- Emergency Consultation Services
- Risk Management Services
- Who We Are
- Our People
- What We Do
- Why We Are Different
- What’s New
- Where We Are
By: Michelle Yee
In 2015, there was major news coverage that a former Williamsport police officer pled guilty to involuntary manslaughter and several other charges. This case stems from a fatal automobile accident that occurred between James David Robinson and a Williamsport police officer. The officer was traveling at 101 mph with emergency lights and sirens activated on East Third Street, which has a 35-mph limit. The officer then passed three vehicles, including Robinson’s, and crashed into Robinson’s vehicle which burst into flames when it struck against a utility pole. Robinson’s mother sued the City and the police officer for the officer’s negligence and recklessness, which caused the fatal collision and death of Robinson. After the City unsuccessfully moved to dismiss the constitutional claims, this matter settled for $1,000,000.
The City filed a lawsuit against CNA Insurance and National Fire Insurance Company of Hartford, both of which has a $1 million limit, for refusing to provide more than $500,000 in total to cover for the settlement. This case, City of Williamsport v. CNA Insurance Companies and National Fire Insurance Company of Hartford, was recently heard before the United States District Court for the Middle District of Pennsylvania. The Defendants argued that their liability under the Automobile Policy is limited to $500,000 because the policy covers the “sums [the City] legally must pay as damages” and Pennsylvania law caps the state law tort liability against local agencies at $500,000. The Court rejected this argument and ruled that Defendants cannot dismiss this matter based on the City’s Automobile Policy because the state tort law does not place a liability cap for federal claims against the officer, which must be indemnified by the City. The court agreed with the City.
The City of Williamsport then argued that the Law Enforcement Policy’s coverage for civil rights violation should apply to this settlement. On the other hand, Defendants argued that the policy’s automobile exclusion precludes coverage. The Court held for the Defendants. It reasoned that the City sought to hold the office liable for his conduct while driving and the city is responsible for its supervision and training of its officers. Further, the court interpreted the language of the Law Enforcement Policy, as excluding coverage for damages arising out of the operation of any automobiles in the course of employment. Therefore, the Court dismissed the City’s claims to seek recovery under this policy because the damages were proximately caused by an automobile.

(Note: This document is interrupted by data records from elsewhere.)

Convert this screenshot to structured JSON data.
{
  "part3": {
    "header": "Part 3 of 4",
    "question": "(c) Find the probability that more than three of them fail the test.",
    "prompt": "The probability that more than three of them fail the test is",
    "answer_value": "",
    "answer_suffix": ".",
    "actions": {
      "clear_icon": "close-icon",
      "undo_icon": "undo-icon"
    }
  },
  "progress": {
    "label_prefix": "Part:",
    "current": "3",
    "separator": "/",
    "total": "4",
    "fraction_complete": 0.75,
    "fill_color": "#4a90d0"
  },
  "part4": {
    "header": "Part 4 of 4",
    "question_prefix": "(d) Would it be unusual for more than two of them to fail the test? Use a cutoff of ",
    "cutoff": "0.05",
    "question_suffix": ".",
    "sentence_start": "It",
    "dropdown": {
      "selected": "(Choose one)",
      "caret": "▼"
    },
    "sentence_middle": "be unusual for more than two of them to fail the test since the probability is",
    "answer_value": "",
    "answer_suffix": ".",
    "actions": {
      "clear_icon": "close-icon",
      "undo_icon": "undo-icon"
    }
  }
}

The Court finally dismissed the City’s insurance bad faith claim holding that the City did not allege that the Defendants “knew or recklessly disregarded the lack of reasonable basis when denying the City’s claims,” as required by law. However, the Court noted that this dismissal is without prejudice and the City may amend its Complaint to cure this deficiency.
For more information, please contact Michelle Yee at [email protected].